Jun 17, 2011

MedicalConspiracies- Selenium and Multiple Sclerosis

Selenium and Multiple Sclerosis

What Do Antioxidants Do For Us?    


By , About.com Guide

Updated May 14, 2008

About.com Health's Disease and Condition content is reviewed by the Medical Review Board

I used to think nothing of going to the health-food store a couple of times a year and grabbing one of the bottles of “high potency” multivitamin and mineral supplements. I would take these religiously for about four days, occasionally for the next week, then forget about them completely. I was partially drawn in by the advertisements claiming that the product was “loaded with antioxidants to stimulate the immune system.” Yikes.

I am a fan of antioxidants, especially those that we get through food. For those of us who might eat things that don’t so closely resemble food as they do a bunch of chemicals or laboratory formulations to taste good, it might be a good idea to consider an antioxidant supplement, as they really help us in so many ways. However, it is very important that this supplement not contain huge amounts of any of the antioxidants, including selenium, as this theoretically could stimulate the already overactive immune systems of those of us withmultiple sclerosis (MS). Again, this is theoretical…

Why Should We Care About Selenium?

The results are mixed. In one Finnish study, the selenium levels in the blood of people with MS was lower than in that of people without MS, and in another study low selenium levels were found in the erythrocytes (red blood cells) of people with MS. However, other studies have found normal, or even higher, levels of selenium in the blood of people with MS.

What Is It For?

Selenium is an essential mineral that is found in trace amounts in the body. It is an antioxidant. Some experts think that “oxidative stress” caused by free radicals plays a role in MS.

How Does It Work?
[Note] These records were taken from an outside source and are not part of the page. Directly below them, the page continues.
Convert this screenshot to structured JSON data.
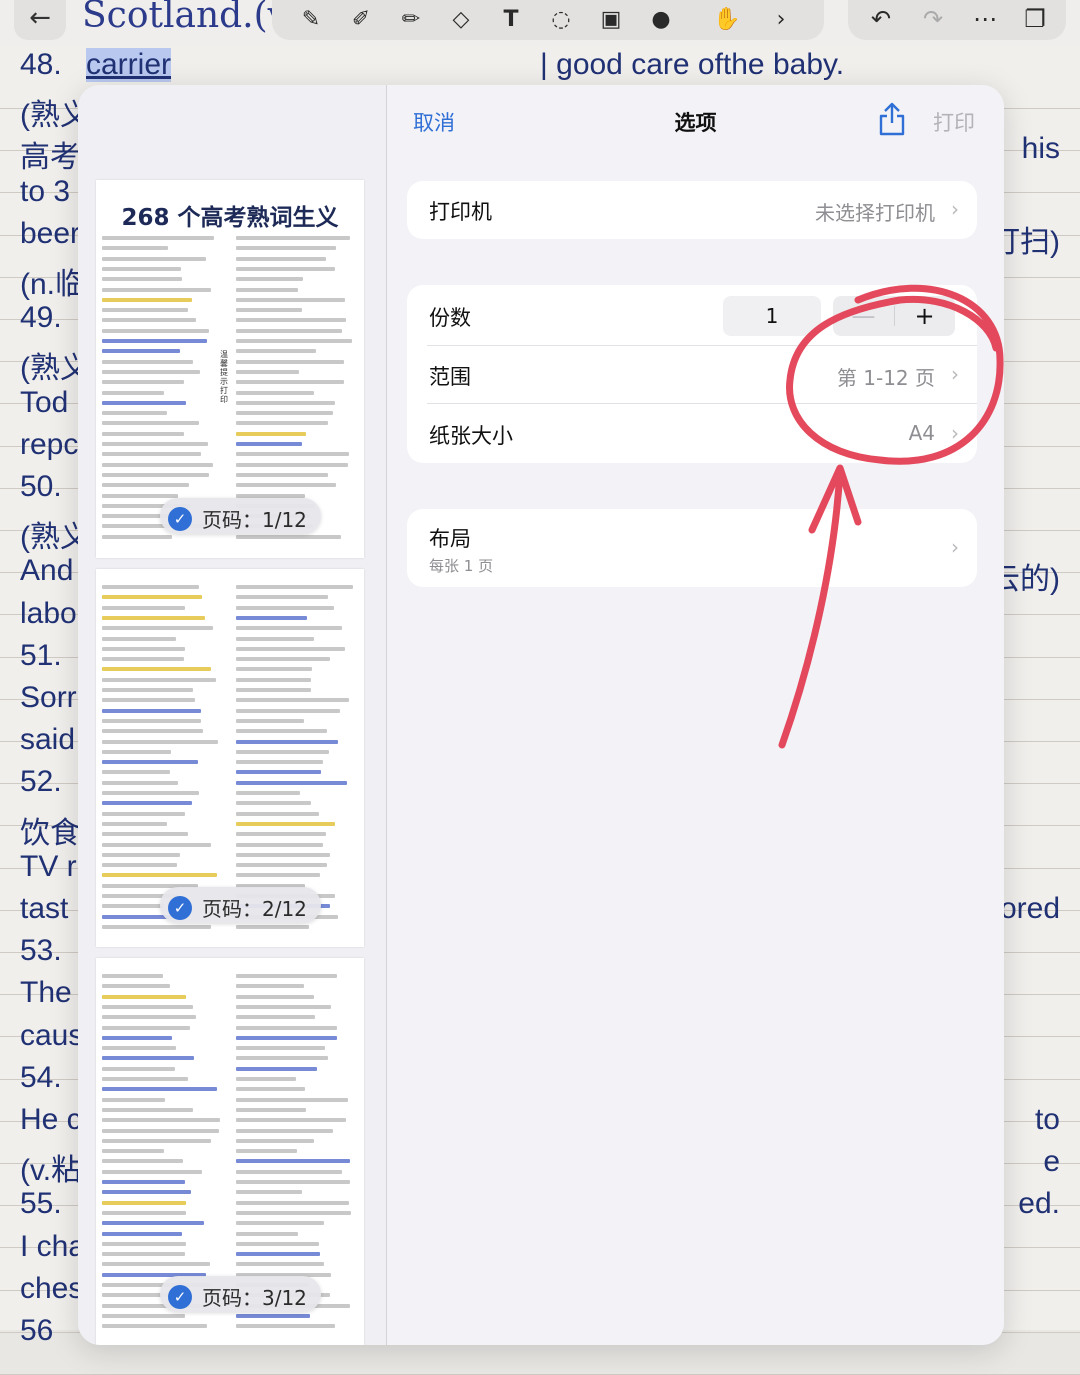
{
  "background": {
    "note_title": "Scotland.(v.陷",
    "lines": [
      {
        "left": "48.",
        "mid": "carrier",
        "right": "| good care ofthe baby."
      },
      {
        "left": "(熟义",
        "right": ""
      },
      {
        "left": "高考",
        "right": "his"
      },
      {
        "left": "to 3",
        "right": ""
      },
      {
        "left": "beer",
        "right": "打扫)"
      },
      {
        "left": "(n.临",
        "right": ""
      },
      {
        "left": "49.",
        "right": ""
      },
      {
        "left": "(熟义",
        "right": ""
      },
      {
        "left": "Tod",
        "right": ""
      },
      {
        "left": "repc",
        "right": ""
      },
      {
        "left": "50.",
        "right": ""
      },
      {
        "left": "(熟义",
        "right": ""
      },
      {
        "left": "And",
        "right": "云的)"
      },
      {
        "left": "labo",
        "right": ""
      },
      {
        "left": "51.",
        "right": ""
      },
      {
        "left": "Sorr",
        "right": ""
      },
      {
        "left": "said",
        "right": ""
      },
      {
        "left": "52.",
        "right": ""
      },
      {
        "left": "饮食",
        "right": ""
      },
      {
        "left": "TV r",
        "right": ""
      },
      {
        "left": "tast",
        "right": "ored"
      },
      {
        "left": "53.",
        "right": ""
      },
      {
        "left": "The",
        "right": ""
      },
      {
        "left": "caus",
        "right": ""
      },
      {
        "left": "54.",
        "right": ""
      },
      {
        "left": "He c",
        "right": "to"
      },
      {
        "left": "(v.粘",
        "right": "e"
      },
      {
        "left": "55.",
        "right": "ed."
      },
      {
        "left": "I cha",
        "right": ""
      },
      {
        "left": "ches",
        "right": ""
      },
      {
        "left": "56",
        "right": ""
      }
    ]
  },
  "nav": {
    "cancel": "取消",
    "title": "选项",
    "share_icon": "share-icon",
    "print": "打印"
  },
  "options": {
    "printer": {
      "label": "打印机",
      "value": "未选择打印机"
    },
    "copies": {
      "label": "份数",
      "value": "1",
      "minus": "—",
      "plus": "+"
    },
    "range": {
      "label": "范围",
      "value": "第 1-12 页"
    },
    "paper": {
      "label": "纸张大小",
      "value": "A4"
    },
    "layout": {
      "label": "布局",
      "sub": "每张 1 页"
    }
  },
  "pages": [
    {
      "title": "268 个高考熟词生义",
      "badge": "页码：1/12",
      "selected": true
    },
    {
      "title": "",
      "badge": "页码：2/12",
      "selected": true
    },
    {
      "title": "",
      "badge": "页码：3/12",
      "selected": true
    }
  ],
  "check_symbol": "✓",
  "page1_vertical": "温馨提示打印",
  "colors": {
    "accent": "#2f6fd6",
    "annotation": "#e23a4f"
  }
}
Here’s a quick explanation: When the cells in our bodies use oxygen, they naturally produce free radicals. Free radicals are unstable molecules that are missing an electron. They can cause damage to cells in our bodies as they seek to “steal” electrons from other molecules. Antioxidants are substances that can prevent or slow the oxidative damage to our body, by “donating” one of their molecules to make the free radical stable.

How Effective Is It?

In one study of animals with EAE, the animal model of MS, selenium supplementation worsened their disease and increased mortality. A small (18 people), short (5 weeks) study examined the effects of selenium supplementation on people with MS. It improved the levels of selenium in the erythrocytes, but failed to show any clinical benefit. Again, the study was too small and too short to yield any definitive conclusions.

Usual Dosage/How Taken

Selenium can be taken in pill or capsule form (either alone or in combination with other antioxidants) in dosages up to 200 micrograms daily. The Recommended Dietary Allowance is 55 mcg for adult women and 75 mcg for men.